Records for this exercise below:

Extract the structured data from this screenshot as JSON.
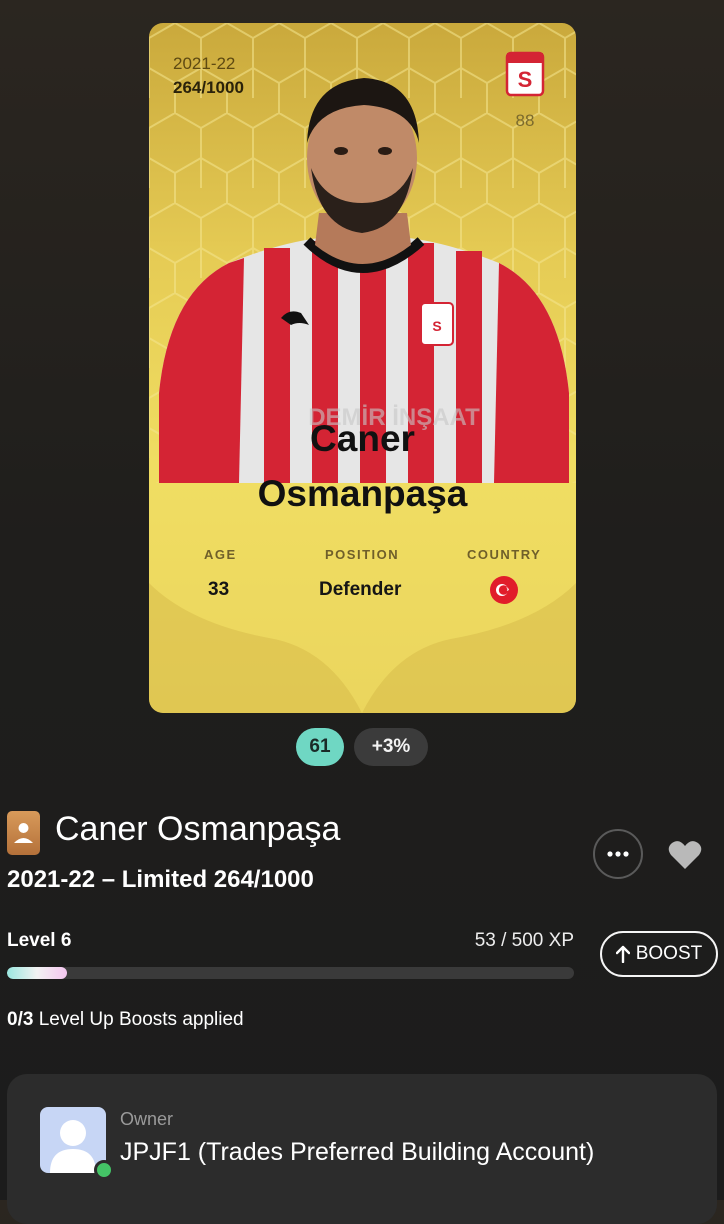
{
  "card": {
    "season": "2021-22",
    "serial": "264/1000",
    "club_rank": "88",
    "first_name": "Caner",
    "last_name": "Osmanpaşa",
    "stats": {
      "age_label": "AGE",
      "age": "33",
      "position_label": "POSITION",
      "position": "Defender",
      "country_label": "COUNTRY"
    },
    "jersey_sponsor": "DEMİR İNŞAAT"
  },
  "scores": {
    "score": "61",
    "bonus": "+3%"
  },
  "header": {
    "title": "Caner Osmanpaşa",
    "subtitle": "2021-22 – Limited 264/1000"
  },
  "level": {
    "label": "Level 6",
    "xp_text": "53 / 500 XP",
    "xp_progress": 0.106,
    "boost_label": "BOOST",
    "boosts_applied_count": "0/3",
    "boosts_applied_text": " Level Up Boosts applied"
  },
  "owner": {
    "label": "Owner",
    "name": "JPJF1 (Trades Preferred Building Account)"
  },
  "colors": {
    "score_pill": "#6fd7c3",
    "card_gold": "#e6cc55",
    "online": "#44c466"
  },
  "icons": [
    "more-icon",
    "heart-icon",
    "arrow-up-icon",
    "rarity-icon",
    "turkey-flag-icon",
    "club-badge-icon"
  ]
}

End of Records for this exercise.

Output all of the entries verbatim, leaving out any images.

* [Answer to the exercise]
Extract the structured data from this screenshot as JSON.
{
  "card": {
    "season": "2021-22",
    "serial": "264/1000",
    "club_rank": "88",
    "first_name": "Caner",
    "last_name": "Osmanpaşa",
    "stats": {
      "age_label": "AGE",
      "age": "33",
      "position_label": "POSITION",
      "position": "Defender",
      "country_label": "COUNTRY"
    },
    "jersey_sponsor": "DEMİR İNŞAAT"
  },
  "scores": {
    "score": "61",
    "bonus": "+3%"
  },
  "header": {
    "title": "Caner Osmanpaşa",
    "subtitle": "2021-22 – Limited 264/1000"
  },
  "level": {
    "label": "Level 6",
    "xp_text": "53 / 500 XP",
    "xp_progress": 0.106,
    "boost_label": "BOOST",
    "boosts_applied_count": "0/3",
    "boosts_applied_text": " Level Up Boosts applied"
  },
  "owner": {
    "label": "Owner",
    "name": "JPJF1 (Trades Preferred Building Account)"
  },
  "colors": {
    "score_pill": "#6fd7c3",
    "card_gold": "#e6cc55",
    "online": "#44c466"
  },
  "icons": [
    "more-icon",
    "heart-icon",
    "arrow-up-icon",
    "rarity-icon",
    "turkey-flag-icon",
    "club-badge-icon"
  ]
}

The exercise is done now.